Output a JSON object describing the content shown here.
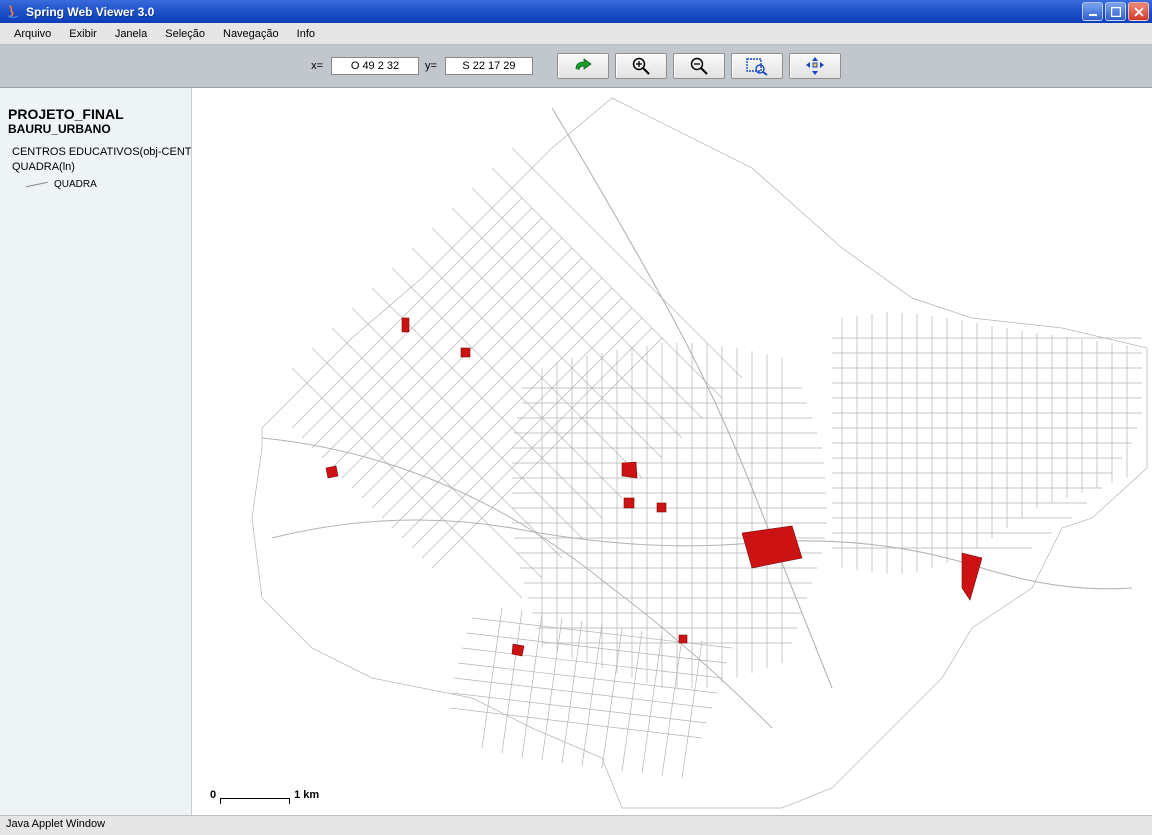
{
  "window": {
    "title": "Spring Web Viewer 3.0"
  },
  "menu": {
    "items": [
      "Arquivo",
      "Exibir",
      "Janela",
      "Seleção",
      "Navegação",
      "Info"
    ]
  },
  "toolbar": {
    "x_label": "x=",
    "y_label": "y=",
    "x_value": "O 49 2 32",
    "y_value": "S 22 17 29",
    "buttons": {
      "redo": "redo-arrow-icon",
      "zoom_in": "zoom-in-icon",
      "zoom_out": "zoom-out-icon",
      "zoom_area": "zoom-area-icon",
      "pan": "pan-cross-icon"
    }
  },
  "sidebar": {
    "project": "PROJETO_FINAL",
    "subproject": "BAURU_URBANO",
    "layers": [
      "CENTROS EDUCATIVOS(obj-CENT",
      "QUADRA(ln)"
    ],
    "legend_item": "QUADRA"
  },
  "scalebar": {
    "left": "0",
    "right": "1 km"
  },
  "statusbar": {
    "text": "Java Applet Window"
  }
}
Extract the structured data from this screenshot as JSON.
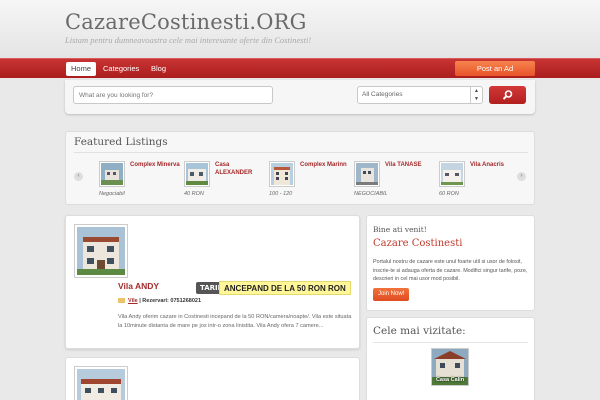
{
  "site": {
    "title": "CazareCostinesti.ORG",
    "tagline": "Listam pentru dumneavoastra cele mai interesante oferte din Costinesti!"
  },
  "nav": {
    "items": [
      {
        "label": "Home",
        "active": true
      },
      {
        "label": "Categories",
        "active": false
      },
      {
        "label": "Blog",
        "active": false
      }
    ],
    "post_ad": "Post an Ad"
  },
  "search": {
    "placeholder": "What are you looking for?",
    "category_value": "All Categories"
  },
  "featured": {
    "title": "Featured Listings",
    "prev_label": "‹",
    "next_label": "›",
    "items": [
      {
        "name": "Complex Minerva",
        "price": "Negociabil"
      },
      {
        "name": "Casa ALEXANDER",
        "price": "40 RON"
      },
      {
        "name": "Complex Marinn",
        "price": "100 - 120"
      },
      {
        "name": "Vila TANASE",
        "price": "NEGOCIABIL"
      },
      {
        "name": "Vila Anacris",
        "price": "60 RON"
      }
    ]
  },
  "listing": {
    "title": "Vila ANDY",
    "tarif_badge": "TARIF:",
    "tarif_text": "ANCEPAND DE LA 50 RON RON",
    "category": "Vile",
    "reservation": "| Rezervari: 0751268021",
    "excerpt": "Vila Andy oferim cazare in Costinesti incepand de la 50 RON/camera/noapte/. Vila este situata la 10minute distanta de mare pe jos intr-o zona linistita. Vila Andy ofera 7 camere..."
  },
  "welcome": {
    "heading": "Bine ati venit!",
    "title": "Cazare Costinesti",
    "text": "Portalul nostru de cazare este unul foarte util si usor de folosit, inscrie-te si adauga oferta de cazare. Modifici singur tarife, poze, descrieri in cel mai usor mod posibil.",
    "button": "Join Now!"
  },
  "popular": {
    "title": "Cele mai vizitate:",
    "item_label": "Casa Calin"
  },
  "colors": {
    "brand_red": "#b52222",
    "accent_orange": "#e8532a"
  }
}
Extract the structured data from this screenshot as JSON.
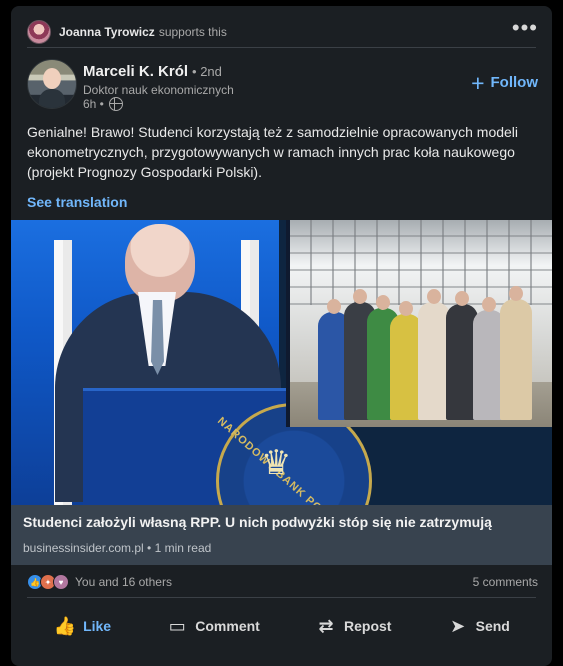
{
  "social": {
    "name": "Joanna Tyrowicz",
    "action": "supports this",
    "more_icon": "more-icon"
  },
  "author": {
    "name": "Marceli K. Król",
    "degree": "• 2nd",
    "headline": "Doktor nauk ekonomicznych",
    "time": "6h •",
    "visibility_icon": "globe-icon",
    "follow": "Follow"
  },
  "post": {
    "text": "Genialne! Brawo! Studenci korzystają też z samodzielnie opracowanych modeli ekonometrycznych, przygotowywanych w ramach innych prac koła naukowego (projekt Prognozy Gospodarki Polski).",
    "translate": "See translation"
  },
  "media": {
    "title": "Studenci założyli własną RPP. U nich podwyżki stóp się nie zatrzymują",
    "source": "businessinsider.com.pl • 1 min read",
    "seal_text": "NARODOWY BANK POLSKI"
  },
  "engagement": {
    "summary": "You and 16 others",
    "comments": "5 comments"
  },
  "actions": {
    "like": "Like",
    "comment": "Comment",
    "repost": "Repost",
    "send": "Send"
  },
  "colors": {
    "accent": "#71b7fb",
    "card": "#1b1f23",
    "caption_bg": "#38434f"
  }
}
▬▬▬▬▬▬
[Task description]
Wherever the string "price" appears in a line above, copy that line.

[Result for this exercise]
        "price": "Negociabil"
        "price": "40 RON"
        "price": "100 - 120"
        "price": "NEGOCIABIL"
        "price": "60 RON"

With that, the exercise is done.